My husband and I recently decided to travel to Russia. People kept asking us why we were going there. I guess that’s a logical question given our history with the former Soviet Union and negative connotations, but to us it seemed a perfectly natural place to visit. Very simply, we wanted to learn about the art and culture, what people’s lives are like now thirty odd years after perestroika. I’m not going to elaborate on the gorgeous palaces or cathedrals (of which there are many) —
— but rather on some of the paintings we saw in the contemporary museums of art in Moscow and St. Petersburg. As a painter, that was my chief interest: to see the work of painters I’d never seen or heard of before. Our first stop was Moscow, a well laid out and energetic city of about seventeen million people.
You may have heard that the Moscow metro is beautiful, and that’s the truth: one sees mosaics, chandeliers, sculptures at every turn, plus the stops are announced in English as well as Russian, so it’s not too hard to get around. Here are four views. You will notice in the photo of George, the metal on the dog’s snout in the sculpture of the soldier beside him is totally worn off because passengers and visitors to the subway are constantly rubbing it for good luck.

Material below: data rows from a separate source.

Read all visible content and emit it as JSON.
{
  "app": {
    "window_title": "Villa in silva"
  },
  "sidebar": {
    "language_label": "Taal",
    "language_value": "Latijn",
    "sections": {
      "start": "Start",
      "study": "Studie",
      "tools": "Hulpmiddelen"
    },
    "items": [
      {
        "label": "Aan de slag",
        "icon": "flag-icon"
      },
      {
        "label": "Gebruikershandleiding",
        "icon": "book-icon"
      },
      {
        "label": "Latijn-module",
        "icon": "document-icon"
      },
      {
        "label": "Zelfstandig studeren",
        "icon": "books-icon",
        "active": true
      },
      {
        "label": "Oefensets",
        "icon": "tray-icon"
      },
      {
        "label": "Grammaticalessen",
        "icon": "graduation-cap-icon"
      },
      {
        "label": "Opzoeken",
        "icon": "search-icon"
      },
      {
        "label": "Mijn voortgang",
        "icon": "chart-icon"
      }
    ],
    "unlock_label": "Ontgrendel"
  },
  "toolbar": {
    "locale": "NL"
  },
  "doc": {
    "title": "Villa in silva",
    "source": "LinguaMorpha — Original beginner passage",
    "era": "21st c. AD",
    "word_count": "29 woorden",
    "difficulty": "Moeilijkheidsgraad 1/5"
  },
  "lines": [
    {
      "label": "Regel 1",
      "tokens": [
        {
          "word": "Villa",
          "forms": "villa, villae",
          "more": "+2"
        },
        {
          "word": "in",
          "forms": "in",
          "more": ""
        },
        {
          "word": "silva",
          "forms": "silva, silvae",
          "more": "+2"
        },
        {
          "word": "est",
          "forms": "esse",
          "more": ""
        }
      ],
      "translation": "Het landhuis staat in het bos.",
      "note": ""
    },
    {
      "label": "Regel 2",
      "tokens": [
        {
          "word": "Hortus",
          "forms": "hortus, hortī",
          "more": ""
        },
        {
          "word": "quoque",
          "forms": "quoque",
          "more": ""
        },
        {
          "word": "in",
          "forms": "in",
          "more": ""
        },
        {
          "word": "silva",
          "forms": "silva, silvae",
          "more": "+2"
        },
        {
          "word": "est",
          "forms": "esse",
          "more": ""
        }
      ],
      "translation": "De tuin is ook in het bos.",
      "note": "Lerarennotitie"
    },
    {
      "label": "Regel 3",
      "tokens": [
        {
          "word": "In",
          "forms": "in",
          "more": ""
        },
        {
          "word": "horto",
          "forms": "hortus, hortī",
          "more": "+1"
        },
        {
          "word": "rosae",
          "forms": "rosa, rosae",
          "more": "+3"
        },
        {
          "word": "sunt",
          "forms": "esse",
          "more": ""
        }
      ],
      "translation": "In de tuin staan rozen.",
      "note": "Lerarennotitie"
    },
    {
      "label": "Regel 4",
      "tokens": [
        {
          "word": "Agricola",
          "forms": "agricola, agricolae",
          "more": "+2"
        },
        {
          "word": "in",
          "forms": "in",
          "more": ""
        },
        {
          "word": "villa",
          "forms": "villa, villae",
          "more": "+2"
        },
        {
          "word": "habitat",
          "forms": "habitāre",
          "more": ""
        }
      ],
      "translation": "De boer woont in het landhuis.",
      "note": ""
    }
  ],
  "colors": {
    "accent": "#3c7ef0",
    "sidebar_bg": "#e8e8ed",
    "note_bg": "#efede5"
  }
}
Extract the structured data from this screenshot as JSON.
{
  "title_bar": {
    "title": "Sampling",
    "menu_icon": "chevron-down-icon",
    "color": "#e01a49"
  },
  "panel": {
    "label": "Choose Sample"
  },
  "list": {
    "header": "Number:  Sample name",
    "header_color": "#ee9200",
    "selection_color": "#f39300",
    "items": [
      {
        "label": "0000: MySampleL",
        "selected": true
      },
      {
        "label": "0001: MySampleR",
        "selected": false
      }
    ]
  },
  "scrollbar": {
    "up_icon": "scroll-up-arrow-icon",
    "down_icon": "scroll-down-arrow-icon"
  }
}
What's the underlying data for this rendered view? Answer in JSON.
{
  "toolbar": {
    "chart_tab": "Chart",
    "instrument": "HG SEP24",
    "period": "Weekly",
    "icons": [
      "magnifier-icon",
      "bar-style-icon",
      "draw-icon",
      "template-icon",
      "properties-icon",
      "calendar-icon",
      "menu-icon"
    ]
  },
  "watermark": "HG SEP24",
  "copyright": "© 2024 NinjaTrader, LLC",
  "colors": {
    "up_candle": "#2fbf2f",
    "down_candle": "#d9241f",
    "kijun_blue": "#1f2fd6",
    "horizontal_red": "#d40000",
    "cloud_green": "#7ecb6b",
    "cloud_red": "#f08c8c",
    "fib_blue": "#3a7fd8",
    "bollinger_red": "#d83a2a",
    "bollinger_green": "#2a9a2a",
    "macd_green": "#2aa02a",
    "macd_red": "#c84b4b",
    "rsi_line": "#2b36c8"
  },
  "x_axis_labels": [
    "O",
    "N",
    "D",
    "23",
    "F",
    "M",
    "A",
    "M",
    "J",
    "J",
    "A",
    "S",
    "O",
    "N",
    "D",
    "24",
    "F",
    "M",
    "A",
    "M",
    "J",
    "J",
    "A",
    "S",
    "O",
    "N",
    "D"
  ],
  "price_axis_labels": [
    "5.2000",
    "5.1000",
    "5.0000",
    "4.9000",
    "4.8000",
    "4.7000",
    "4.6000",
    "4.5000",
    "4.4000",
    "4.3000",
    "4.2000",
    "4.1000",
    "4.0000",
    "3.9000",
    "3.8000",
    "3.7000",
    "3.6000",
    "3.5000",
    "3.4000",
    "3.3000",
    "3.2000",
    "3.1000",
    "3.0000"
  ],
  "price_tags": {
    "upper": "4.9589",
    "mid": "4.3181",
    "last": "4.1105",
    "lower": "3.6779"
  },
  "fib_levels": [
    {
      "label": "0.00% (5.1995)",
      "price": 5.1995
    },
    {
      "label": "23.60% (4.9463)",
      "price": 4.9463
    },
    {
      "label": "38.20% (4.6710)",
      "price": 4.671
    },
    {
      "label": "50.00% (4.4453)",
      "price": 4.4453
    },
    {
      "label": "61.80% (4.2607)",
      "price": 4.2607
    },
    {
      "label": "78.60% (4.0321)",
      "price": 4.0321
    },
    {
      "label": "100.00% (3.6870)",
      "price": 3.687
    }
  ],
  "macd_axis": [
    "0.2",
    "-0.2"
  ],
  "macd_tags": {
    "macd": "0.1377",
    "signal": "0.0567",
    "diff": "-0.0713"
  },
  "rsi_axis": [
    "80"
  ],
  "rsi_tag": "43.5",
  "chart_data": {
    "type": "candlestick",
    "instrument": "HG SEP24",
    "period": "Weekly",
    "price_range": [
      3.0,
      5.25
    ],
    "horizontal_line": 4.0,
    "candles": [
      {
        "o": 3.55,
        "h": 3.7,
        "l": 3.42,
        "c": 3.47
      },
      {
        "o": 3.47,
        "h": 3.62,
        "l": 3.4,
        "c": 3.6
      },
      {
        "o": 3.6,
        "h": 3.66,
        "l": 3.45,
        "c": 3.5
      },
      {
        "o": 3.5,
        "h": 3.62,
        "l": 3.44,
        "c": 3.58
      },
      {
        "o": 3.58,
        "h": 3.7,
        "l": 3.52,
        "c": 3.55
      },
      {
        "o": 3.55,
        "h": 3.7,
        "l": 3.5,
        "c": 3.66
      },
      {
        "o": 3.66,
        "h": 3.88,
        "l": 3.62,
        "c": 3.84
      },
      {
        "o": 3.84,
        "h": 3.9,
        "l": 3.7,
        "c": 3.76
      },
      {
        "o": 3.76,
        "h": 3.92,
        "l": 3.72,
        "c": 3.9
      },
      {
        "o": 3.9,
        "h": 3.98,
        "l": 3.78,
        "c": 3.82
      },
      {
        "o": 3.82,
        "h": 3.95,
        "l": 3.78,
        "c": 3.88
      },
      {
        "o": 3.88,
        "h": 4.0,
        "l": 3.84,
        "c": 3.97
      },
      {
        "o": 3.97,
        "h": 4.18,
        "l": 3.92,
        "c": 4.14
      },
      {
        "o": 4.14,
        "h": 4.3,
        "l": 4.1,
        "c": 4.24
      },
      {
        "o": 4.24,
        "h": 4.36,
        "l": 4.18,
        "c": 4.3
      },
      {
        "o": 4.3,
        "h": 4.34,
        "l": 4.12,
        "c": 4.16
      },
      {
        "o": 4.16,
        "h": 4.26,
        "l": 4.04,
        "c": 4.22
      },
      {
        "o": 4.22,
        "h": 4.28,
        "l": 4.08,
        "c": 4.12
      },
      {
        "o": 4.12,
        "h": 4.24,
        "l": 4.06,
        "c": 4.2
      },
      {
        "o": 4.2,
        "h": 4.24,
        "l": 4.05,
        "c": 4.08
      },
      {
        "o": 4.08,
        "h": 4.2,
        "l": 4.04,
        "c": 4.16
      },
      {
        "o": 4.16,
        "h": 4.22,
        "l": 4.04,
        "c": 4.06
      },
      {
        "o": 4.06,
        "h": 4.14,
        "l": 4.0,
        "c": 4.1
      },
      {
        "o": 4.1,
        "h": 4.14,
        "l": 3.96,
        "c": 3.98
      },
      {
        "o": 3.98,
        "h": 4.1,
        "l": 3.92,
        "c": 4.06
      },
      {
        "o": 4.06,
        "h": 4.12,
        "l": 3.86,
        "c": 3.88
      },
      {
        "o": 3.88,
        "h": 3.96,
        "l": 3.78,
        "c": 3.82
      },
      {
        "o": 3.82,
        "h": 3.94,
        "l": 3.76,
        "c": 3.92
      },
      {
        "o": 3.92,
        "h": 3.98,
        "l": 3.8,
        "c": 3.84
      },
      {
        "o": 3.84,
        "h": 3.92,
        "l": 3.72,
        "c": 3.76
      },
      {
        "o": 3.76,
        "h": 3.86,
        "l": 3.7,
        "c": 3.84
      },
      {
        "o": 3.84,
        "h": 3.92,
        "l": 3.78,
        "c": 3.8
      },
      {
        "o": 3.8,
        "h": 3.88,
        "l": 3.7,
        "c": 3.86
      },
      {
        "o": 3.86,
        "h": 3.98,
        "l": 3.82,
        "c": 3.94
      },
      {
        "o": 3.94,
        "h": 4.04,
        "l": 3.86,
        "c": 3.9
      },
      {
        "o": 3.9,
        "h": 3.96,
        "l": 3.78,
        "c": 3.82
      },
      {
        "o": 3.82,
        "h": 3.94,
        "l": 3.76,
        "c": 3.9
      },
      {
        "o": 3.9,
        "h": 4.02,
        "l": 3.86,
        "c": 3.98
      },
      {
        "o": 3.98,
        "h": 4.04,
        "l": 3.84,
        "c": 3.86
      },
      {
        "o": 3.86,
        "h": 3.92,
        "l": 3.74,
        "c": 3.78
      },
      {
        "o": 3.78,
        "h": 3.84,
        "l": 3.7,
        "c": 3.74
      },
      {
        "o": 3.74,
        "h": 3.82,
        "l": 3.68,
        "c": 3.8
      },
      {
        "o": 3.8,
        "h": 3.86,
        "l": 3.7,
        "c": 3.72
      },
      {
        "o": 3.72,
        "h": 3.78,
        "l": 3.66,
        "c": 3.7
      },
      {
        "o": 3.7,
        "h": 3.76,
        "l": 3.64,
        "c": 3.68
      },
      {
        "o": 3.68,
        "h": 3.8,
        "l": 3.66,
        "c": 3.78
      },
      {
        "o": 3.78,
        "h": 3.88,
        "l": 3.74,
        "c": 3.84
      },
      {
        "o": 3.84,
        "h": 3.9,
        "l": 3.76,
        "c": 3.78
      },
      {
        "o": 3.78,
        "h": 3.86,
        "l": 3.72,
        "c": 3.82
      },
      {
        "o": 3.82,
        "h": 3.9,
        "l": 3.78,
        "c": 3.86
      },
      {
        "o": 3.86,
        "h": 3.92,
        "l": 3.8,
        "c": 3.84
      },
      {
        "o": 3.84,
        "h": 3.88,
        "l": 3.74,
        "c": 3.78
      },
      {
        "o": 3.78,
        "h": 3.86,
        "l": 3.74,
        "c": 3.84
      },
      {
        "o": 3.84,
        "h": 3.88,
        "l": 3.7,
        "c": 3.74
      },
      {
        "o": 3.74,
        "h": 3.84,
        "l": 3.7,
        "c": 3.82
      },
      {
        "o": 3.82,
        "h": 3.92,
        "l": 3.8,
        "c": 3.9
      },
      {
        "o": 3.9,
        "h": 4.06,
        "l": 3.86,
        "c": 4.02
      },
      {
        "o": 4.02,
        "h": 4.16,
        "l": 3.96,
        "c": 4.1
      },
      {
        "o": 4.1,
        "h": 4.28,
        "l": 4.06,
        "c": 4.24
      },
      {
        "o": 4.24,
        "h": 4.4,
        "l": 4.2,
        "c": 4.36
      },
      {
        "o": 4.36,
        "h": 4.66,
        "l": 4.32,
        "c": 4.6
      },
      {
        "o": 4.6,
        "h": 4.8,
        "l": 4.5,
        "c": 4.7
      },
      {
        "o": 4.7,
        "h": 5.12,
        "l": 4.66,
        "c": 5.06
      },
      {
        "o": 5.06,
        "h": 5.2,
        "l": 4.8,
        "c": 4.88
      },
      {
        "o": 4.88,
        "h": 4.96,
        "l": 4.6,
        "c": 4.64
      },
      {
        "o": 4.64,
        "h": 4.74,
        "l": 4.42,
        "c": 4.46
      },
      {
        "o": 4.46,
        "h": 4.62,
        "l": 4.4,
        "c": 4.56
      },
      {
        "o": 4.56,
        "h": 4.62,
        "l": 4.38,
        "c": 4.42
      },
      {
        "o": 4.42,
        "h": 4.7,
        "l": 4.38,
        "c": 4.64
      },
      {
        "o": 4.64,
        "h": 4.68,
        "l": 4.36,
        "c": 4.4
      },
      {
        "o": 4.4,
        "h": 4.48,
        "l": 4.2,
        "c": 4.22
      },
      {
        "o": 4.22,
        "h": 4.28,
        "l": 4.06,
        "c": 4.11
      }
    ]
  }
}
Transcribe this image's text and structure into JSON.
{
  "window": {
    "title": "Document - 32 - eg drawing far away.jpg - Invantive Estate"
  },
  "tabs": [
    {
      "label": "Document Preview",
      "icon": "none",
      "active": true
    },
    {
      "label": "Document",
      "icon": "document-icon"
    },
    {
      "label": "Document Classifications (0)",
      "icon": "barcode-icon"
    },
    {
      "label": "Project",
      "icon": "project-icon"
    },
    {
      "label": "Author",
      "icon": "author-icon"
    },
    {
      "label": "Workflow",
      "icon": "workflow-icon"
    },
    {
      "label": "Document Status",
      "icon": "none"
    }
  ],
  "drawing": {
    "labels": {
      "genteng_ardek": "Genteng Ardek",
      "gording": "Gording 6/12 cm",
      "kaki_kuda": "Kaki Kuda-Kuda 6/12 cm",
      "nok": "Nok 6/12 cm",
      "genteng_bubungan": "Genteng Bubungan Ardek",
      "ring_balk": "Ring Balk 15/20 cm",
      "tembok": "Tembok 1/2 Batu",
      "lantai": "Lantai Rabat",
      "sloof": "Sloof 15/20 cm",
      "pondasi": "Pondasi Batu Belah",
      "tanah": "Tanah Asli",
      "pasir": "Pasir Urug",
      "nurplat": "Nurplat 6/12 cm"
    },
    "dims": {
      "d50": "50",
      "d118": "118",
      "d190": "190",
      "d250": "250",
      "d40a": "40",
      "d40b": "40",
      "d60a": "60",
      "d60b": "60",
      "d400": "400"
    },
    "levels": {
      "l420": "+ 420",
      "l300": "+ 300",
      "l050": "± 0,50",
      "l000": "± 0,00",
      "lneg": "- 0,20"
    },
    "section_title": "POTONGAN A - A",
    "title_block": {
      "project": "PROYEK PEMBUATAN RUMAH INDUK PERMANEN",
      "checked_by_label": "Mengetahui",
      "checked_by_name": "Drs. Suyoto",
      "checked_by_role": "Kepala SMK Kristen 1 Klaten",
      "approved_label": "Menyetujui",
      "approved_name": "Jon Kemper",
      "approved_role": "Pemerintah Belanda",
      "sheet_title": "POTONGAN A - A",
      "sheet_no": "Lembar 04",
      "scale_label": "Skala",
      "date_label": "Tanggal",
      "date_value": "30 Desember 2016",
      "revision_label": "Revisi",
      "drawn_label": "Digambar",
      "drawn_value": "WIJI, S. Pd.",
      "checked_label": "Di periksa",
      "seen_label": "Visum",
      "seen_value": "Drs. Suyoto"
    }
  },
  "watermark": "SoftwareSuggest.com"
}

I will conclude this entry with a photo of an oil painting in the Moscow Museum of Modern Art called, “Crying Out Loud,” painted in 1991 by Natalia Nesterova (b. 1944). Somehow it seemed fitting.